- no bookings fees
- A wide range: Class A, Class B, Class C motorhomes
Frequently Asked Questions
We compare multiple RV rental providers. The below answers are a general guide – however, each company has its own terms and conditions, which may change from time to time. Please make sure to check the T&Cs of your rental vehicle.
Are after hour pick-ups or pick-ups/drop-offs possible?
Rental companies tend to keep Monday-Saturday hours, but some will allow for Sundays, holidays, and early in the day pickups, by prior arrangement. A fee of $100 or more will usually be charged for this service; which holidays are observed, can vary by the rental company and the province.
What happens if I cancel my booking?
Cancellation fees vary by supplier. As a general rule, the closer you are to the time of travel, the higher your cancellation fees will be. In case of cancellation, the booking deposit will also be non-refundable.
Can I fit a booster seat or baby seat into the RV?
In most cases, baby and child seats can be fitted, but it’s recommended you confirm with your company about the seat you intend to use. Some RV companies will rent out baby seats for a fee; these are subject to availability.
What happens if the vehicle breaks down or I have an accident during my trip?The rental company will provide you with a procedure of steps to take in case of an emergency, including an emergency phone number.
Attractions in Toronto
Constructed in 1976 by the Canadian National railway company, Toronto’s signature observation tower rises 550 meters above the downtown core and holds the title of the tallest free-standing structure in the Western Hemisphere.
Four observation areas afford views up to 100 miles across Lake Ontario and into New York State. Since 2011, Edgewalk offers a chance to walk tethered on and around the roof at 355 meters – just above the tower’s rotating restaurant.
Parking is abundant in the general area, with the closest parking lots at the Convention Centre and Navy Wharf.

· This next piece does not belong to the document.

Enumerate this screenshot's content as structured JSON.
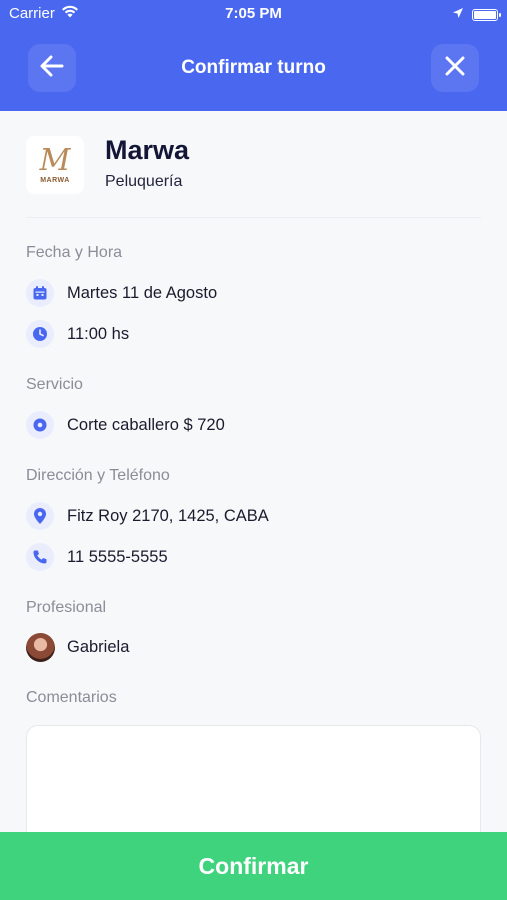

Built by the British Army and Canadian militia troops in the late 1700s/early 1800s to defend the region from the newly independent United States, Fort York went on to become a key battle site in the War of 1812, a principal player in harbor defense and housed a military garrison until the 1930s.
Modern Toronto has sprung up around the site, making it easily accessed and enjoyed for its large collection of War of 1812 and Georgian era buildings.

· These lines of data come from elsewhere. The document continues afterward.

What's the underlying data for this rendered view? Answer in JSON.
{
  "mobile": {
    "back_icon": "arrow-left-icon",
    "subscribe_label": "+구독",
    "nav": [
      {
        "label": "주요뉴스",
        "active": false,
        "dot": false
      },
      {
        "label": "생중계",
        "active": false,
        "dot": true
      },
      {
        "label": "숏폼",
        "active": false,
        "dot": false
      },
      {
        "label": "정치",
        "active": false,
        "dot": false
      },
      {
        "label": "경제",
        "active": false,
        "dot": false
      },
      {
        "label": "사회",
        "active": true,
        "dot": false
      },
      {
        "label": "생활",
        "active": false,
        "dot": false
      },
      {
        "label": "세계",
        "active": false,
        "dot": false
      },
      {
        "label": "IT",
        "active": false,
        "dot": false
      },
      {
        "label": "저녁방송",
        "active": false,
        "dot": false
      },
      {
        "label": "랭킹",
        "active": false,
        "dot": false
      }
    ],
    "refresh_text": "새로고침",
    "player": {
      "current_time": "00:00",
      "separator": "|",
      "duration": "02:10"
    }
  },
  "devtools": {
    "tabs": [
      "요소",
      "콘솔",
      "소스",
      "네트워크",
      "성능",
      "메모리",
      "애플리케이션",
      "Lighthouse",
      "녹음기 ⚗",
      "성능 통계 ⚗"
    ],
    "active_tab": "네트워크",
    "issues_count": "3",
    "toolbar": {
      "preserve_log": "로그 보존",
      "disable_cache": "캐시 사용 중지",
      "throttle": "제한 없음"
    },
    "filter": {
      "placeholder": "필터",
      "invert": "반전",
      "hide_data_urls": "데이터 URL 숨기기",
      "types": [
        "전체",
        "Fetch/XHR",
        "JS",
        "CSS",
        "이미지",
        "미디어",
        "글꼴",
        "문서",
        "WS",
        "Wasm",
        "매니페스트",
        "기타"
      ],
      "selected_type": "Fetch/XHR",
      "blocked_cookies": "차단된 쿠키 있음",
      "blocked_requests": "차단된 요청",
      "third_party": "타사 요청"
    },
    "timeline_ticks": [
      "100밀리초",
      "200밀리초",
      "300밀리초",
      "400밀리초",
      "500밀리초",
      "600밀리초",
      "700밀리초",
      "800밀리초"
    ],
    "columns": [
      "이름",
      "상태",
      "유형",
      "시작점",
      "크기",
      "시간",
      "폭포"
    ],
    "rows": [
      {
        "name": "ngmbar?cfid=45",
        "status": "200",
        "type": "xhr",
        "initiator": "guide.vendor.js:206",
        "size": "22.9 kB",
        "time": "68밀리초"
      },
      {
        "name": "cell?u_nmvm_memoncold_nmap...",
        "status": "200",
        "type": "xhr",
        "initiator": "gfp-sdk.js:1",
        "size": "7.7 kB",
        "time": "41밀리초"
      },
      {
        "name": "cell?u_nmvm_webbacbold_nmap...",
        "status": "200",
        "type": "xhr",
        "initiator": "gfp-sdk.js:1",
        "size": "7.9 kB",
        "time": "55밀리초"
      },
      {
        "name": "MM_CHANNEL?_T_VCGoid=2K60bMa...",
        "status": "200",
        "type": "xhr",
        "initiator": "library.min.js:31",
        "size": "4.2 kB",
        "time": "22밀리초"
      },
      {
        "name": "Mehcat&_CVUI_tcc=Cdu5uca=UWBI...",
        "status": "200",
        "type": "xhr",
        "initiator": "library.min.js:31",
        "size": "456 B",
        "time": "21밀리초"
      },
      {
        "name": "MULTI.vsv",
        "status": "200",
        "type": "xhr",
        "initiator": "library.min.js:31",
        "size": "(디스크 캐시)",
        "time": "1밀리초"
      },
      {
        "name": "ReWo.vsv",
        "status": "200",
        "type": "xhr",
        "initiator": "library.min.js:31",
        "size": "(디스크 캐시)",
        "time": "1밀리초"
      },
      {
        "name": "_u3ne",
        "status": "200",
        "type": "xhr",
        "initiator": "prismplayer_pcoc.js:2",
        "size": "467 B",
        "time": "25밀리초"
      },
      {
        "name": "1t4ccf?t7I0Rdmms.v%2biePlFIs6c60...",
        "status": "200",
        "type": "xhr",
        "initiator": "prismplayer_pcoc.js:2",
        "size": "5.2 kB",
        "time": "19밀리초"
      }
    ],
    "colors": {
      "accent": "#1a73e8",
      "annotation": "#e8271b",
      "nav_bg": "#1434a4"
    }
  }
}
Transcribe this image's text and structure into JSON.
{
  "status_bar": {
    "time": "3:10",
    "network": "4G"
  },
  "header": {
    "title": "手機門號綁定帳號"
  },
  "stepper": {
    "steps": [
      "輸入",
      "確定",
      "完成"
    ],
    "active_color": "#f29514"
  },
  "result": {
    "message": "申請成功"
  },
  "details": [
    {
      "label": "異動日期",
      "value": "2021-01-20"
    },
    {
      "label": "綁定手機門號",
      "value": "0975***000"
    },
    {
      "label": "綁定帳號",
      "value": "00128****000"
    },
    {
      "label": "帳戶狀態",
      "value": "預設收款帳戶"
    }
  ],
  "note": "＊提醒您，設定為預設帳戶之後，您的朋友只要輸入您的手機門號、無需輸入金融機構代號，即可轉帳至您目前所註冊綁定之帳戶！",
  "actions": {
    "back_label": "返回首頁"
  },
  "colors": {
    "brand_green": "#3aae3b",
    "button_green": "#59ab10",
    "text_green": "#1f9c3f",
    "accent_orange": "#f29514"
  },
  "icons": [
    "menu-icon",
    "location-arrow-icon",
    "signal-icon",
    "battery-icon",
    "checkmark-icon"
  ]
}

Parking is available on-site and nearby.
Toronto’s largest municipal park serves dual duty for recreation and as a renowned natural area.
The park is most known for its collection of Japanese cherry trees, as well as a zoo, which is home to both exotic and domestic animals, including bison, llamas, and peacocks.

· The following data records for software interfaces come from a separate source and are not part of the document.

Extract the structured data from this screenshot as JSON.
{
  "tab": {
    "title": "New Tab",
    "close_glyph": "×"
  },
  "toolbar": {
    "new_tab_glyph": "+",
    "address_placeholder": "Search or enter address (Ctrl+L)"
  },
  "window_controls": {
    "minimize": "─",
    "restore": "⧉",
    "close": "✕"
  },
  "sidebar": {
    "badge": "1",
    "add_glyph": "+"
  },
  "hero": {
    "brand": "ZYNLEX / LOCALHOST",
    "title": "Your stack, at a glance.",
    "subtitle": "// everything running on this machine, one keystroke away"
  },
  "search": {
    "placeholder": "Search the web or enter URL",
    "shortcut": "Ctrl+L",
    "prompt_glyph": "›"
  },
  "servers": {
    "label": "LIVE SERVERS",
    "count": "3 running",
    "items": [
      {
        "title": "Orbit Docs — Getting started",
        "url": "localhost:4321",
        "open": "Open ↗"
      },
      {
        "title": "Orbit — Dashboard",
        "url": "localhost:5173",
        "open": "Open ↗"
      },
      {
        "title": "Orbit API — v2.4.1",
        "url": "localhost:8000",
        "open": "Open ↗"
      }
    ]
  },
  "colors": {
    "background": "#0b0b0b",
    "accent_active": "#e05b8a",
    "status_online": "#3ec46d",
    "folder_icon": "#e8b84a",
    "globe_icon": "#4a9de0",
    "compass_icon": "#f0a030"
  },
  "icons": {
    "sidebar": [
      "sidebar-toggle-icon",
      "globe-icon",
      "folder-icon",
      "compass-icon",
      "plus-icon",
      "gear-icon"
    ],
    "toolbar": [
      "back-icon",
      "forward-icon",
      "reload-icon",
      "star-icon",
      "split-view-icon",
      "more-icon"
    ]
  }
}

With the exception of late spring at cherry bloom, parking is easily found within the park in several lots and along the park’s roads.
Constructed a century ago as a residence for the founder of the Toronto Electric Company, Casa Loma – ‘the House on the Hill’ – is today featured in many movies and on television.
This 98-room Gothic Revival castle of a mansion was once the largest residence in North America and boasts three indoor bowling alleys, two secret passageways, and thirty bathrooms, as well as an excellent view of the city from the top of the tower.
Some parking is available on-site and, additionally, at nearby George Brown College.
St Lawrence and Kensington Markets
With a location that has served as a market since 1803, today St Lawrence Market in Toronto’s Old Town is housed in a collection of three buildings, one of which dates to 1845 and was once the City Hall.
Fresh and prepared food is available, as well as a community art gallery and a Sunday antique market. Often featured in films, multicultural Kensington Market offers goods for sale from around the world in a maze of narrow streets and alleys, lined by colorful Victorian homes.
There are several nearby parking garages and lots.